By Jonathan Ley, CEO and Founder, Make Time Count
I’ve lived and worked in Germany on and off over the last 30 years. Since Brexit I’ve also become a dual citizen. It is now my home.
One thing I have learnt is the Germans love their cars. Love to talk about them, love to wash them, but mostly they love to drive them and drive them fast.
A trip on the autobahn is always a highlight for visitors, including a Californian friend. On a very early Sunday morning drive, while the roads were empty, we realised we could make it to France to buy baguettes for breakfast. We returned home and proudly displayed our bounty to our respective wives, their raised eyebrows simultaneously screaming, “How fast??”
However in my experience many autobahn drivers stick within 20 km of the speed limit. Where the limit is the standard 130km (80mph) they drive between 130km and 150km. At this level speeding is simply a small fine and no points.
Even if caught at much higher speeds there is simply a “unified schedule of fines” applied, how wonderfully German! This means that if caught by one of the numerous speeding cameras you simply receive a letter outlining the situation plus your fine. Of course you may appeal, perhaps you had a pregnant wife and were desperately trying to get to the hospital. The vast majority don’t and just pay. No burden on the Police or court system.
My recommendation is to copy this in the UK for the majority of motoring offences freeing up significant time across the criminal justice system.
Based on the MOJ’s Outcome by Offence tool, there were 1.4m cases proceeded against in 2019*, of which 43% (600,000) were for Motoring offences. (*I chose 2019 to avoid any Covid distortion).
Total Offences: 1,400,000
Motoring related: 600,000
Of the motoring offences:
Sentenced to Prison: 3,000 (0.5%)
Community Sentence: 15,000 (2.5%)
Fine: 500,000 (83%)
Average Fine: £300 (99% of fines under £750)

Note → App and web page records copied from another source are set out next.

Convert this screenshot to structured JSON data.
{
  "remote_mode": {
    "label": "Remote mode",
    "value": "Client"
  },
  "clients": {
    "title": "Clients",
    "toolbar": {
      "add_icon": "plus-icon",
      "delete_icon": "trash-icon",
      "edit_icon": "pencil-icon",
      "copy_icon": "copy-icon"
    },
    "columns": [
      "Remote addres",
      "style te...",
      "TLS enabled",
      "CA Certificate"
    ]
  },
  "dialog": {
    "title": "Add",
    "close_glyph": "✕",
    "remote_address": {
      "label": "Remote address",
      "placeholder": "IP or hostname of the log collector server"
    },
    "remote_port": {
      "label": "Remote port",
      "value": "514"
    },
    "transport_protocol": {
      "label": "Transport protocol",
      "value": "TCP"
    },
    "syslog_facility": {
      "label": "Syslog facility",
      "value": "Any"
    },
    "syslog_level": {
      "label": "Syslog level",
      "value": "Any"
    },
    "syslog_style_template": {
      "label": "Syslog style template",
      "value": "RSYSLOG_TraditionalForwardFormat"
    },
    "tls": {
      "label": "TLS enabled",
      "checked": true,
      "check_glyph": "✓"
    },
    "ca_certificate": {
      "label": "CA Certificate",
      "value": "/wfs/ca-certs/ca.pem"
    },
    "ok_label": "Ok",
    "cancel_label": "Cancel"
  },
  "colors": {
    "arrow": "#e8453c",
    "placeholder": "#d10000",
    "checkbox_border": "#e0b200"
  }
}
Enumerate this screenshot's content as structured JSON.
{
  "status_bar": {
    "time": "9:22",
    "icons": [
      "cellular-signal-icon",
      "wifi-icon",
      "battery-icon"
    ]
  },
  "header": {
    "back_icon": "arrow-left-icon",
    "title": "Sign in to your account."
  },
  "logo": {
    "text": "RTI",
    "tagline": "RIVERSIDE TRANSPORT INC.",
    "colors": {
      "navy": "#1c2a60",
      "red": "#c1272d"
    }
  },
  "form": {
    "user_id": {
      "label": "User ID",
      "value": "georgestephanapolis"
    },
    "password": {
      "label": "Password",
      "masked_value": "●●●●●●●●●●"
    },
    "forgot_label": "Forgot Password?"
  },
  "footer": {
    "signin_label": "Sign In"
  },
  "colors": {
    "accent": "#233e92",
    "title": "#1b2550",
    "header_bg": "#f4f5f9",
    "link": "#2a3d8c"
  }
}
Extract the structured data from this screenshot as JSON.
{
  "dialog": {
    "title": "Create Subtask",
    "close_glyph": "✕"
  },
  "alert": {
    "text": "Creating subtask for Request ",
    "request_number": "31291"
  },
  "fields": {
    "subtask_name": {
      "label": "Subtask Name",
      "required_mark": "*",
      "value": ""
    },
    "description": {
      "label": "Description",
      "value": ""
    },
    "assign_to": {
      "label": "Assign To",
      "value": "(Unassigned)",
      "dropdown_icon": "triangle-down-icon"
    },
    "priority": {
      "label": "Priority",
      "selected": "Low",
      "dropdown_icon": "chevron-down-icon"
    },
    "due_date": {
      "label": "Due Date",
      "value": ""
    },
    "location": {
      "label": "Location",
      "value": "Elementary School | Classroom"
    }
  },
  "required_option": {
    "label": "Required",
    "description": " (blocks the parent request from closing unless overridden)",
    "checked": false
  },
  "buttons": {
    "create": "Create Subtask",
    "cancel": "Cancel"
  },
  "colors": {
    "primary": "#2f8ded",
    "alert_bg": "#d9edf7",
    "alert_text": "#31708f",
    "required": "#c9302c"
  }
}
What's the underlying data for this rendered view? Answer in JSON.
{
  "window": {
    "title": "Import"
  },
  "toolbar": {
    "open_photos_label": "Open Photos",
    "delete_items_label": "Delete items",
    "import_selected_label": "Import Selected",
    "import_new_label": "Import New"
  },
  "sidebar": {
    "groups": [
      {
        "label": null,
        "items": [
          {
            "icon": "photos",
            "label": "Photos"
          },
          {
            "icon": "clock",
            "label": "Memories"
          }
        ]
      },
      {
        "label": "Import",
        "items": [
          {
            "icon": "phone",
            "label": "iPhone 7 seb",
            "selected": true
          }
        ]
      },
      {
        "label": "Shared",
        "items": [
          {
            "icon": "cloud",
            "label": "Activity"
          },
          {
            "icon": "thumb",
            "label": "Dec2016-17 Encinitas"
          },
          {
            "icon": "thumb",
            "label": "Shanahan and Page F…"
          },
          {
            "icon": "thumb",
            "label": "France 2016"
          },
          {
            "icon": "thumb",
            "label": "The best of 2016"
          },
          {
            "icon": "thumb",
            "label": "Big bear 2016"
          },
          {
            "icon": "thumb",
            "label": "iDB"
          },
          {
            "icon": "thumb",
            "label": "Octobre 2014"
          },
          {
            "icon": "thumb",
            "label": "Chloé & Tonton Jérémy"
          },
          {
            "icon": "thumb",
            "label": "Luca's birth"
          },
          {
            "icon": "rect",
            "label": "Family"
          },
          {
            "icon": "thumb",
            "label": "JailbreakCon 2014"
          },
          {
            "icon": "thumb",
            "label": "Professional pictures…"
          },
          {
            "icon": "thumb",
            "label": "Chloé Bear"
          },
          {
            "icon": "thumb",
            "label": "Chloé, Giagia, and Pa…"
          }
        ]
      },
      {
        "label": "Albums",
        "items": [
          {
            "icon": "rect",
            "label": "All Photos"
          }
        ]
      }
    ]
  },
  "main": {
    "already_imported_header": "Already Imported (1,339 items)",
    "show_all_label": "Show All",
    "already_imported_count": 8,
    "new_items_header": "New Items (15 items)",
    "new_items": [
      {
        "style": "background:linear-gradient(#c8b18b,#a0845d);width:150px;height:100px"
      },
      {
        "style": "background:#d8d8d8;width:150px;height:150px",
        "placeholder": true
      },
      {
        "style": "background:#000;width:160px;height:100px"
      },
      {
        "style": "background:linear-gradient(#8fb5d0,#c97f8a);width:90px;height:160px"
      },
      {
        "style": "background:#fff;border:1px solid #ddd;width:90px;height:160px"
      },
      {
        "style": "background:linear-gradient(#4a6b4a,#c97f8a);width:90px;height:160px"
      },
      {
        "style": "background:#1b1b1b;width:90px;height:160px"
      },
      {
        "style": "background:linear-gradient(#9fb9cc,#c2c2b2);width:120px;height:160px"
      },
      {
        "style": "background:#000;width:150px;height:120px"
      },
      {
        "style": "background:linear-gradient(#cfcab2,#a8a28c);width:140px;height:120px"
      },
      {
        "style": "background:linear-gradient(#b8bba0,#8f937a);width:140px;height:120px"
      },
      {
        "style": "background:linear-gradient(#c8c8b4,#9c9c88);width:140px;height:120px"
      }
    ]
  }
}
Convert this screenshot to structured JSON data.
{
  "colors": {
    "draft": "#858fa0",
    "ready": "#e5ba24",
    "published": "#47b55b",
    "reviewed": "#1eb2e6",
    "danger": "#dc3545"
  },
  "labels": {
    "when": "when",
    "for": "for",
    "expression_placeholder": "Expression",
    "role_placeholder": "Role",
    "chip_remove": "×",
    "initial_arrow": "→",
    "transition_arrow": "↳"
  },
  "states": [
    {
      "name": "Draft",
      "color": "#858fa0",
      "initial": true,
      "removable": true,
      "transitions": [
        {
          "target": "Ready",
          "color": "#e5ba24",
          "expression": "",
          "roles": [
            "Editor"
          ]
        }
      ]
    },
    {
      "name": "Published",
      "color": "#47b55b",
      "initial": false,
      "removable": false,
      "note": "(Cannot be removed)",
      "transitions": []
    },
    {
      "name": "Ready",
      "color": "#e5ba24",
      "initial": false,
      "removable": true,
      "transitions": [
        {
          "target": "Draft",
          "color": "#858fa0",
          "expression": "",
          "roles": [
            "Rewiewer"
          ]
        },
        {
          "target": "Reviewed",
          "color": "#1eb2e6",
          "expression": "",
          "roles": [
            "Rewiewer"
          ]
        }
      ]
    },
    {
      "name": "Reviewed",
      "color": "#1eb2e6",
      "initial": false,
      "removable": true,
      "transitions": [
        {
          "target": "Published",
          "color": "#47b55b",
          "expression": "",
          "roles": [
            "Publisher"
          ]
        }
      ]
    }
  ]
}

Compensation: 1000 (0.2%) (99% of awards under £750)
Only 794 (0.1%) Motoring cases include “death or serious injury” and it is wholly appropriate that these are dealt with by the courts.
Compare this to 11,400 cases of using a mobile phone and 175,000 cases of speeding, making up one third of all motoring cases. These resulted in only 7 community orders, 5 suspended sentences and no custodial sentences. In only 700 cases was compensation issued (suggesting damage to a third party only occurred infrequently).
Even of the 55,000 cases involving Drink and Drugs, 41,000 (75%) resulted in a fine and only 900 prison sentences.
In order to reduce the pressure on the court system, my recommendation is not just to copy the Germans but to go further. Wherever the offence involves no other party or where there was no minimal impact, apply a rules-based approach led by a specialist team issuing fines and compensation of up to £750. This could reduce court backlog and future demand by a third.
Technology can play a significant role. Codify sentencing guidelines so Police officers make accurate decisions. Involve impacted drivers and enable a right to appeal online supported by magistrates and others. Cases that are appealed successfully may still be overturned or referred to the courts for review.
Eliminating this demand from the system allows courts to focus on more significant cases, the ones that the public really worry about. It would speed up the justice process for all involved.